Reflecting back on the sights, sounds, smells, tastes and touches, I discover that this has been an 'experiential' experience.
Perhaps a highlight was sitting at the feet of Moshe Kempinski, an Orthodox Jew who runs a tiny shop "Shorashim" in the Jewish Quarter of the Old City. Moshe, being Orthodox, has studied what we know as the Old Testament, as well as all the other Jewish writings; but more than that he has studied the New Testament and Early Christian documents, to the extent that he can quote passages of Scripture easily in his conversation.
He was encouraging and deeply wise in every word he said - he did not say too much, he did not say too little in the half-an-hour he spoke to us. Three things he said will remain with me -
"Here in Israel listen with your eyes"
"When you return home you will not be able to tell others what you have experienced"
"You did not decide to visit Israel, God called you to Israel"
I think it is the second of those two quotes which have made it so hard for me to write my blog over the past few days.
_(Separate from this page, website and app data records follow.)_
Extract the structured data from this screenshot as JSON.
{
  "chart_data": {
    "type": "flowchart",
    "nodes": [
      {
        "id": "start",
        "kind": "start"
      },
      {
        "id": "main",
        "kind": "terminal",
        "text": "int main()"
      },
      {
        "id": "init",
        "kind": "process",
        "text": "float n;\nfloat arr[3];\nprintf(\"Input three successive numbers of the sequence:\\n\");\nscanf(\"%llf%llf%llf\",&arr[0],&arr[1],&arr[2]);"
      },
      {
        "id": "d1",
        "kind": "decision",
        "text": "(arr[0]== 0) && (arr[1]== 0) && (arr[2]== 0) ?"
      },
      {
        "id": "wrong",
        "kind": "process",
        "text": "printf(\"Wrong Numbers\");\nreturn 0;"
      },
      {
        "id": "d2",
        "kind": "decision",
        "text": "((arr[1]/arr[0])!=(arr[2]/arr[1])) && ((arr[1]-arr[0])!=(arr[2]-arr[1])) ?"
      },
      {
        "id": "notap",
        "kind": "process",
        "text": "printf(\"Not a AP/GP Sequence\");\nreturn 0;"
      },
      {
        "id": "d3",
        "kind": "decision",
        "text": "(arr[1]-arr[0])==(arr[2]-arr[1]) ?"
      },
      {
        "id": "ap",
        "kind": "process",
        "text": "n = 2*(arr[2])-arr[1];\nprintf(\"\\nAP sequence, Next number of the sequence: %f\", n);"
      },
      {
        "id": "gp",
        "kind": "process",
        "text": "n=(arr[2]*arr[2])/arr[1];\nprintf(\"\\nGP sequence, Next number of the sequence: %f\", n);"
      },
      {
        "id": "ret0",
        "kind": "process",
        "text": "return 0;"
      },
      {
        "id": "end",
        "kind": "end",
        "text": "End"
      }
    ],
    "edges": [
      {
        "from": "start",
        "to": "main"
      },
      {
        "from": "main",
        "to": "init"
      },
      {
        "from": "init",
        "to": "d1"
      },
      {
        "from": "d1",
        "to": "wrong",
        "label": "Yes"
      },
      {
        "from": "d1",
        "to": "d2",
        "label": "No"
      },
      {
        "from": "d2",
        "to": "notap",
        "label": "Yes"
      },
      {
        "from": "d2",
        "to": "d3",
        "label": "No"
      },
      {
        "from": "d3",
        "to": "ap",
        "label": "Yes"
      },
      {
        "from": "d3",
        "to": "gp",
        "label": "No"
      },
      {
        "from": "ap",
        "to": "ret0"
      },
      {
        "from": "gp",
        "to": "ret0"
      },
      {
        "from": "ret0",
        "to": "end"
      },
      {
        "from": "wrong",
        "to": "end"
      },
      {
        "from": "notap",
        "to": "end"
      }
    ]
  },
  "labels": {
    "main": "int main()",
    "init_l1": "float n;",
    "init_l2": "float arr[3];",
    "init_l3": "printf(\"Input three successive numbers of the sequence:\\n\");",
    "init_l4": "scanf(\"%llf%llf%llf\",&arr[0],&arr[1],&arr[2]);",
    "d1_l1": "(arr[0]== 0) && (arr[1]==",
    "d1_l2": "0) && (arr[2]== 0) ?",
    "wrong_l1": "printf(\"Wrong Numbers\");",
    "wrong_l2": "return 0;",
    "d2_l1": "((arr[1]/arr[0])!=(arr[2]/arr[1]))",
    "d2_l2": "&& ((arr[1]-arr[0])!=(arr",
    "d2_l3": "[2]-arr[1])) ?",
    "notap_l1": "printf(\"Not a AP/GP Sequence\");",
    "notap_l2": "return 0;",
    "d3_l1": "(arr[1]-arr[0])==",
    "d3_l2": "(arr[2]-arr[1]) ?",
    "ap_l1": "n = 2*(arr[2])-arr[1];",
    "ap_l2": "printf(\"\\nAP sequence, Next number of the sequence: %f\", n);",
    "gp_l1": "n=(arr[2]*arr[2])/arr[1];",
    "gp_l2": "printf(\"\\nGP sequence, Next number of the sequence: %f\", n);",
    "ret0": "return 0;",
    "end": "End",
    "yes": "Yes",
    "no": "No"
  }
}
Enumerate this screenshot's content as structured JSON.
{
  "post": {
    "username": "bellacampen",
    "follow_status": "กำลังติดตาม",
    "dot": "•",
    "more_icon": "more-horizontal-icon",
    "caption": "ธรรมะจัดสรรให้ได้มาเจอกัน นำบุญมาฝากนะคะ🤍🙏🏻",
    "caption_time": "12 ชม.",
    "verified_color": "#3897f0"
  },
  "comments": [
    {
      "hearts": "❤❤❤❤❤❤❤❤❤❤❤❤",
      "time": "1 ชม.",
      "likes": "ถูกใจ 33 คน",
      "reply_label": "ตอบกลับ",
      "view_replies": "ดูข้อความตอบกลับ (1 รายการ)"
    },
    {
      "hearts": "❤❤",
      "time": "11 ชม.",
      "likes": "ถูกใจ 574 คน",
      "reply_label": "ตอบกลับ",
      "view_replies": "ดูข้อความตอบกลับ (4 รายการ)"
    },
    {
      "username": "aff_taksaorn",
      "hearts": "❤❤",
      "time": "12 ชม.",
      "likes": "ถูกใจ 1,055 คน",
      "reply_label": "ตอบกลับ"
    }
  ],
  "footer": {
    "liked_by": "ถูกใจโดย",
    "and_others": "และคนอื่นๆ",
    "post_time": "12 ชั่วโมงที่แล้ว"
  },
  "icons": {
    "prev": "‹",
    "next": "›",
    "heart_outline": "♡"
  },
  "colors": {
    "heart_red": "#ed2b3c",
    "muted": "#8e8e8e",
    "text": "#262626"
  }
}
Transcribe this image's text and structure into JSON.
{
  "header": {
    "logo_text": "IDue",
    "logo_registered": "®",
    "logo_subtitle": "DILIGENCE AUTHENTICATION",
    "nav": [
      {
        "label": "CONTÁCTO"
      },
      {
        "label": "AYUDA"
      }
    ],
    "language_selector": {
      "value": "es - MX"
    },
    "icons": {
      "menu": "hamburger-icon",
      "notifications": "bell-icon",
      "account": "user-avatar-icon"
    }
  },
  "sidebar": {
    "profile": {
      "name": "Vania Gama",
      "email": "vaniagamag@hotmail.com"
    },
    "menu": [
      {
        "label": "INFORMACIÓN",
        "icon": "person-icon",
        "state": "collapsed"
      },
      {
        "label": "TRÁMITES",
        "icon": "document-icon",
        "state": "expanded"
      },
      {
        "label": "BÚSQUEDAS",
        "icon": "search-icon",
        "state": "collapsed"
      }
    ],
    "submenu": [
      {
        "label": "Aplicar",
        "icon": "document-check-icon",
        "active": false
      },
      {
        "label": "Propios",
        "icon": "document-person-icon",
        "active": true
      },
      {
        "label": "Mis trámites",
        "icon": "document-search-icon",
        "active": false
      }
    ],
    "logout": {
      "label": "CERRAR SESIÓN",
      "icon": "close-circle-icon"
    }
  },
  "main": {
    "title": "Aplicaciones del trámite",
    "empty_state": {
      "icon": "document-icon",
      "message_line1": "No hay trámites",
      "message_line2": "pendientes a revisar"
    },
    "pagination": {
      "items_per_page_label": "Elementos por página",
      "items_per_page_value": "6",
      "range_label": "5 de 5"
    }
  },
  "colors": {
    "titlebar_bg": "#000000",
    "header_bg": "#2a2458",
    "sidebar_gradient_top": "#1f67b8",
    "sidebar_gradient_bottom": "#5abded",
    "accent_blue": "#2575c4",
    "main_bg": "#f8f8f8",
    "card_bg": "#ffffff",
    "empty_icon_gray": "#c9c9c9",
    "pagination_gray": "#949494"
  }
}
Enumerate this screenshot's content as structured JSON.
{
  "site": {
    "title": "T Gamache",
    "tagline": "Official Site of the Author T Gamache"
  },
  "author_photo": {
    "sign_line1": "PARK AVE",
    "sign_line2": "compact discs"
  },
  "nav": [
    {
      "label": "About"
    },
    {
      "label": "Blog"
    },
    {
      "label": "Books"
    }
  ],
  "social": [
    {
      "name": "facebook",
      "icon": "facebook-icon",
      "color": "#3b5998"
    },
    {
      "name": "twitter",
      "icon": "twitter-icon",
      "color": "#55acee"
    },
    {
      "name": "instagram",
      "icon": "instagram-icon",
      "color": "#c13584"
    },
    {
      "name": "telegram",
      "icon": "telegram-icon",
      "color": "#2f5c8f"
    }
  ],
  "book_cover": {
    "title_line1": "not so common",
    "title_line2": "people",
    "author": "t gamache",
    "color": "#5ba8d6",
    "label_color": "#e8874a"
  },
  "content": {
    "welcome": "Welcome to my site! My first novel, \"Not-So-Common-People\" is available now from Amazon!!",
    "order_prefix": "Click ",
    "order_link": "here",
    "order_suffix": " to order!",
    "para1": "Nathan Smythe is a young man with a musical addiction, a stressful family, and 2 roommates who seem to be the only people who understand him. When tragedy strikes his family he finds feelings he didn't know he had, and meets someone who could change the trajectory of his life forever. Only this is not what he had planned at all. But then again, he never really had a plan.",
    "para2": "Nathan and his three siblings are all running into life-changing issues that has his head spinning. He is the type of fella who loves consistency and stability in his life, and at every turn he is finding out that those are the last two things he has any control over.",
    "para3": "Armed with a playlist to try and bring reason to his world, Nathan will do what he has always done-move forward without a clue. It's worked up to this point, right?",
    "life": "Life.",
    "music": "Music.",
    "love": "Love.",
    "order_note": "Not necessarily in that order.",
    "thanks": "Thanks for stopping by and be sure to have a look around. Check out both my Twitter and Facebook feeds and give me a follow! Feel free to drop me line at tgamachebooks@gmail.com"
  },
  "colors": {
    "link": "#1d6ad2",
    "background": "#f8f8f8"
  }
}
Oh yes, I could have simply written facts, but what was happening was deep inside.
An example of this was leading the breaking of the bread (Eucharist) at the Garden Tomb. The Garden is a fairly large area with well established trees and bushes giving places where one can be quiet or where groups can sit together for prayer and worship. On request, the staff of the Garden will set up a tray with a chalice of grape juice and a plate of matzos in one of these quiet places. John Atkinson, our tour leader, asked if I would like to celebrate, which I did.
In prayer before the group came together I became aware of two things - first, that I should not use liturgy, using rather 1Cor 11, and second, that it was important that, being as close as we were to Golgatha, the place of the crucifixion, we should individually be prepared to confess the deepest unconfessed sin we held, because it was here that Jesus died for that sin. The Spirit moved in a way that only He can move and we were blessed with tears as together we shared in "my body broken for you" and "my blood shed for you".
How does one really share that experience?
How does one share the atmosphere of St James Armenian Cathedral with its oil lamps and chanting clergy?
How does one describe the blazing heat of the Desert through which the children of Israel trudged for 40 years?
How does one describe the soaring vulture which somehow takes your heart with it on every thermal?
How does one describe standing face to face with the Western Wall so emotional that you cannot think what to pray, but know it's just you and the Presence of God, and He knows your heart?
And how do you describe just sitting on the shore of the Sea of Galilee withe the water lapping at your feet, knowing that on this spot Jesus walked and taught.
I have listened with my eyes and I will find it hard to share the experiences, but I know that God called me here.
Thank you Lord!